How Radoslav Skubnik Cheated at Slots

Among the things that never fail to surprise casino authorities are the creative ways in which players cheat when playing games. One of the most notable of recent cases is that of Radoslav Skubnik.

In June 2016, a Singapore court sentenced Skubnik to 22 months in prison after he was found guilty for cheating at slot machines using smartphone technology. Skubnik, along with Andrei Egorov and Vladislav Logachev, was nabbed by authorities after cheating at Singapore’s Marina Bay Sands and Resorts World Sentosa casinos.

Cheating with Smartphones

According to Deputy Public Prosecutor Jordon Li, the Russian syndicate focused on slot machines produced by certain developers. The syndicate would send a team comprised of a leader known as the Master, and several Players.

The team would then use smartphones to record the screens of slots being played. The Master then sent the recorded information to a server, which would decode the play patterns and predict when next the slot would make a big payout.

The decoded data would then be sent back to the Master, who would then pass it on to the Players.
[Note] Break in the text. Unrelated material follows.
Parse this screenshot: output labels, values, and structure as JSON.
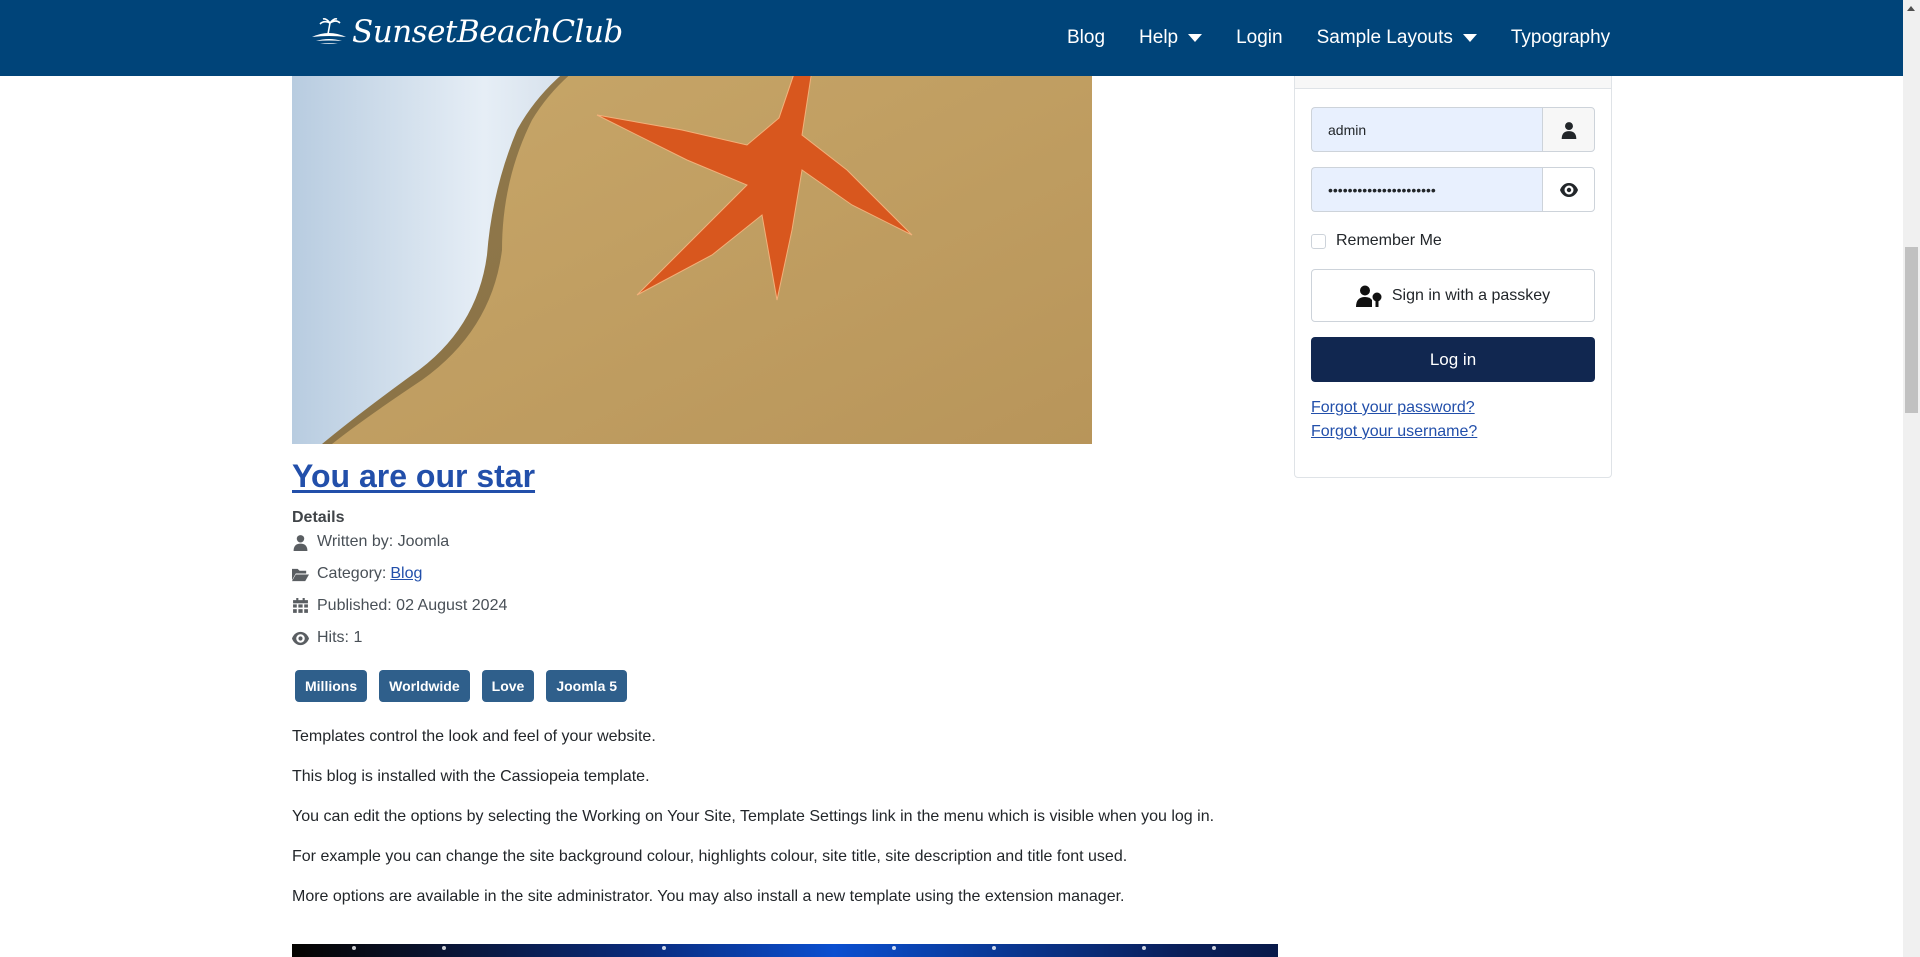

The Players would then target the relevant slot machines and win.

The Players would each receive 10 per cent of the winnings, and the Master would then receive 5 per cent of what each player received. The balance would be handed over to the syndicate.

What Happened in Singapore

In April 2016, Skubnik was contacted by Logachev, and told to travel to Singapore with the smartphones.

Skubnik, Logachev, and Egorov landed in Singapore on 5 May, and promptly got to work. They travelled to Resorts World Sentosa, recorded slot machines, sent the information to the server, and received the decoded information on the same day.

That evening, Skubnik returned to the casino, and promptly won US$6402. He visited the casino again over the next two days, and won US$13 352.

However, his luck ran out on 7 May. Something went wrong, and the syndicate’s clever smartphone cheating technology failed to do what it was supposed to do. Instead of winning, Skubnik lost US$783.

The police were alerted that something was amiss, and they swooped in on Skubnik. The police managed to recover almost US$120 000 in winnings.

The cheat pleaded guilty to the three charges brought against him under the Casino Control Act.

Thankfully, the best online casino games use certified random number generators and quality software, making it virtually impossible to cheat.